● Data entries:
◇ ◇ ◇

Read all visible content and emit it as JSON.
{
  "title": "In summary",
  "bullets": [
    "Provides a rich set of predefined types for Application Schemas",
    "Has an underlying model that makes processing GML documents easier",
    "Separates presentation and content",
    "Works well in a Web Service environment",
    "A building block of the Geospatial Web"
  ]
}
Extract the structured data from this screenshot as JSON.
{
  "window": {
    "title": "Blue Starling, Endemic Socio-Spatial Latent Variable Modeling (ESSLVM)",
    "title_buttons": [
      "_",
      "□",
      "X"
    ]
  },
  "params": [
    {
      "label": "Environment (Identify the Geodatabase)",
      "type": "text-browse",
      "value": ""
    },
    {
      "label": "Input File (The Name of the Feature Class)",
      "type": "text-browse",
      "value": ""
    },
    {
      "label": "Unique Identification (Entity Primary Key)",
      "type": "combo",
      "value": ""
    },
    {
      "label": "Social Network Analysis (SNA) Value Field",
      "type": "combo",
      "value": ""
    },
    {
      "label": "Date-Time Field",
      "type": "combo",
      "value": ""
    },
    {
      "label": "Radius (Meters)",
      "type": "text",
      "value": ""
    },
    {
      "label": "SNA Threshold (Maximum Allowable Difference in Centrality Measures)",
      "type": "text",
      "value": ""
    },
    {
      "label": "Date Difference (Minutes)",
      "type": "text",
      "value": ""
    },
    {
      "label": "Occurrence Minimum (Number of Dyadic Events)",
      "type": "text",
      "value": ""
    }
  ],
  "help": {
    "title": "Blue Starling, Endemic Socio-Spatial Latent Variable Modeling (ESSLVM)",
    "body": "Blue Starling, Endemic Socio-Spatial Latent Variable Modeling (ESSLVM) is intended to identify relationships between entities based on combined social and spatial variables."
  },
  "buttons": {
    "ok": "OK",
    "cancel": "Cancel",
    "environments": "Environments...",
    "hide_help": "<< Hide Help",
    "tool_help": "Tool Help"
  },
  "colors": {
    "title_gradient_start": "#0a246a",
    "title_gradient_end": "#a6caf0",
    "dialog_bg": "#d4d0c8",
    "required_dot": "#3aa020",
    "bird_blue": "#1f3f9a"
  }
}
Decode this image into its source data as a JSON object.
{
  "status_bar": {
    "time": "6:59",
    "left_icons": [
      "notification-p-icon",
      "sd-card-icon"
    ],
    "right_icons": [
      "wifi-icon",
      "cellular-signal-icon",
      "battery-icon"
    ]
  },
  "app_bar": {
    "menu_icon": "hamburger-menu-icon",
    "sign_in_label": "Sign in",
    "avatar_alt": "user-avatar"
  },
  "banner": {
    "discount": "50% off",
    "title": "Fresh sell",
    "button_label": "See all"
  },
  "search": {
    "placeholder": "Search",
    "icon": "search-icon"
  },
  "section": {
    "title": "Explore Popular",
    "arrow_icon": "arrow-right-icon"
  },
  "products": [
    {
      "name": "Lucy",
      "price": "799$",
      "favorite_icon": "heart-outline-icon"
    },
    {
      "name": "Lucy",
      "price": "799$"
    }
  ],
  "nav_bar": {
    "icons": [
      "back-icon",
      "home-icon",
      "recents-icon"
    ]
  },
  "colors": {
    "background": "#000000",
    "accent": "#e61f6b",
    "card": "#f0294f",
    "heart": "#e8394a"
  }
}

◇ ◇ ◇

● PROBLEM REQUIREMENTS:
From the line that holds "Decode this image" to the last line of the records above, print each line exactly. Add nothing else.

● ANSWER BOX:
Decode this image into its source data as a JSON object.
{
  "status_bar": {
    "time": "6:59",
    "left_icons": [
      "notification-p-icon",
      "sd-card-icon"
    ],
    "right_icons": [
      "wifi-icon",
      "cellular-signal-icon",
      "battery-icon"
    ]
  },
  "app_bar": {
    "menu_icon": "hamburger-menu-icon",
    "sign_in_label": "Sign in",
    "avatar_alt": "user-avatar"
  },
  "banner": {
    "discount": "50% off",
    "title": "Fresh sell",
    "button_label": "See all"
  },
  "search": {
    "placeholder": "Search",
    "icon": "search-icon"
  },
  "section": {
    "title": "Explore Popular",
    "arrow_icon": "arrow-right-icon"
  },
  "products": [
    {
      "name": "Lucy",
      "price": "799$",
      "favorite_icon": "heart-outline-icon"
    },
    {
      "name": "Lucy",
      "price": "799$"
    }
  ],
  "nav_bar": {
    "icons": [
      "back-icon",
      "home-icon",
      "recents-icon"
    ]
  },
  "colors": {
    "background": "#000000",
    "accent": "#e61f6b",
    "card": "#f0294f",
    "heart": "#e8394a"
  }
}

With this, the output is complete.